Wyalkatchem is an amazing place for light. I will go so far as to say, it is my favourite place for light. There is quite alot of demand for farm family portraits out on the Wheatbelt. People always photograph best on their home turf. This combined with wheat fields, salt lakes (though not in this instance) and rustic old farm machinery, make it an ideal location.

The wheat is obviously very appropriate, being that Tracey and Jeremy are a farming family. And at this time of year it is lush and about the right height for small children. (Lush apart from the crop that i recently photographed my family in. Much to my brothers disgust. But we won’t say anymore about that!)
Unfortunately Katlin was full of flu. She did very well under the circumstances. And the flies were terrible. Thank god for photoshop I say

Wyalkatchem townsite is located in the central agricultural region, 192 kilometres (119 mi) east-north-east of Perth and 35 kilometres (22 mi) east of Dowerin. At the 2006 census, Wyalkatchem had a population of 344.[1]
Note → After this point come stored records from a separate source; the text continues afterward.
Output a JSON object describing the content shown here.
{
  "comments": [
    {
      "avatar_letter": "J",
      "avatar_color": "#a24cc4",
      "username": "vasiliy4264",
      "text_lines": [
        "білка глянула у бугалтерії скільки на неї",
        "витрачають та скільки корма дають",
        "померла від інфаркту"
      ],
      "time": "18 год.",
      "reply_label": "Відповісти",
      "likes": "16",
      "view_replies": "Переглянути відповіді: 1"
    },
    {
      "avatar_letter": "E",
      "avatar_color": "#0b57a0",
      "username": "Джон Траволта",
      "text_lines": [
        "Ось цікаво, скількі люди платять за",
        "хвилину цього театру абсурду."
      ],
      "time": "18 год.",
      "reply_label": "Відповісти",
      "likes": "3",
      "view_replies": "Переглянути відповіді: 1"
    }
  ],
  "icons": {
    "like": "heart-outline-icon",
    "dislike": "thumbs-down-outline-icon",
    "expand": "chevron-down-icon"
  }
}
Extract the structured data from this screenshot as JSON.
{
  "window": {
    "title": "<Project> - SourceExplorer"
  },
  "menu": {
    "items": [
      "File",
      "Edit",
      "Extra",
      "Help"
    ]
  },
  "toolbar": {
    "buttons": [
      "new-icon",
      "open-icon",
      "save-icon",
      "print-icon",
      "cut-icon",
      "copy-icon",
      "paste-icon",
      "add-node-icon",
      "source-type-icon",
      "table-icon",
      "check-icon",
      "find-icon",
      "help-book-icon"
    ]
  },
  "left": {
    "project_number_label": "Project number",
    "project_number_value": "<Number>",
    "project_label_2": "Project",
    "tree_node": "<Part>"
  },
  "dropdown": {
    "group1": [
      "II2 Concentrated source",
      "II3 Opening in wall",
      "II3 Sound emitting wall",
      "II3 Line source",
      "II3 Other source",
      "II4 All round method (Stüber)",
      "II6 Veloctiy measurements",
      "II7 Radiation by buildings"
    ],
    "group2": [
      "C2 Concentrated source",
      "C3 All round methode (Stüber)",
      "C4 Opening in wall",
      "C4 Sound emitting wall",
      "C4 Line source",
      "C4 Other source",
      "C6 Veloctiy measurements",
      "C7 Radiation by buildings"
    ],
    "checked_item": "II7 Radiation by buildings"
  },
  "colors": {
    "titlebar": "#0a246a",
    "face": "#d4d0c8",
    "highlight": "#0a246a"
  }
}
When the extension of the railway east from Dowerin was planned in 1908 land was set aside for a future townsite in the area of Wyalcatchem Tank. The route of the railway and site for a station was not fixed until 1910, and action followed to then fix the position of the townsite and survey town lots. Following the survey of the lots the townsite was gazetted spelt Wyalkatchem in 1911.

When the railway from Dowerin opened in February 1911, Wyalkatchem was a minor siding only, but its importance grew when it was selected as the turnout point for a branch line leading north and then east to the Mount Marshall district. Thus a small village quickly blossomed on the town site. The branch line to Bencubbin opened on 1 February 1915 and the line from Dowerin was extended to Merredin in August, 1911.[2]

The extensive railway barracks in town are leased by the shire council from the Western Australian Governments Railway Commission. The barracks represent one of the few intact examples of its kind in Australia and are currently used as accommodation during Dowerin Field Days and as the headquarters of a hang-gliding club.[3]

Wyalkatchem is an Aboriginal name first recorded for a waterhole spelt Walkatching in the 1870s. The spelling Walcatching was used in 1881 when the Toodyay Road Board referred to a tank to be built there, and when the road from Northam to the Yilgarn Goldfield was surveyed in 1892 the spelling Wyalcatchem was used for the tank. The Walkatching spelling is probably the most accurate, as Aboriginal names in this region rarely end in em. The change of spelling from Wyalcatchem to Wyalkatchem in 1911 was done by the Department of Lands & Surveys according to rules the Department had adopted for spelling Aboriginal names. The meaning of the name is not known.[4]

In 1932 the Wheat Pool of Western Australia announced that the town would have two grain elevators, each fitted with an engine, installed at the railway siding.[5]

Home to a Cooperative Bulk Handling receival point that can hold nearly 120,000 tonnes of grain and crops, the primary industry in the area are wheat and sheep farming. The town also supports a gypsum mine that is situated just outside of town at Lake Cowcowing.[6]

The town won the state tidy town award in 2000 and 2002 and then won the national award in 2003.[7]

no comments
Add a comment...

Your email is never published or shared. Required fields are marked *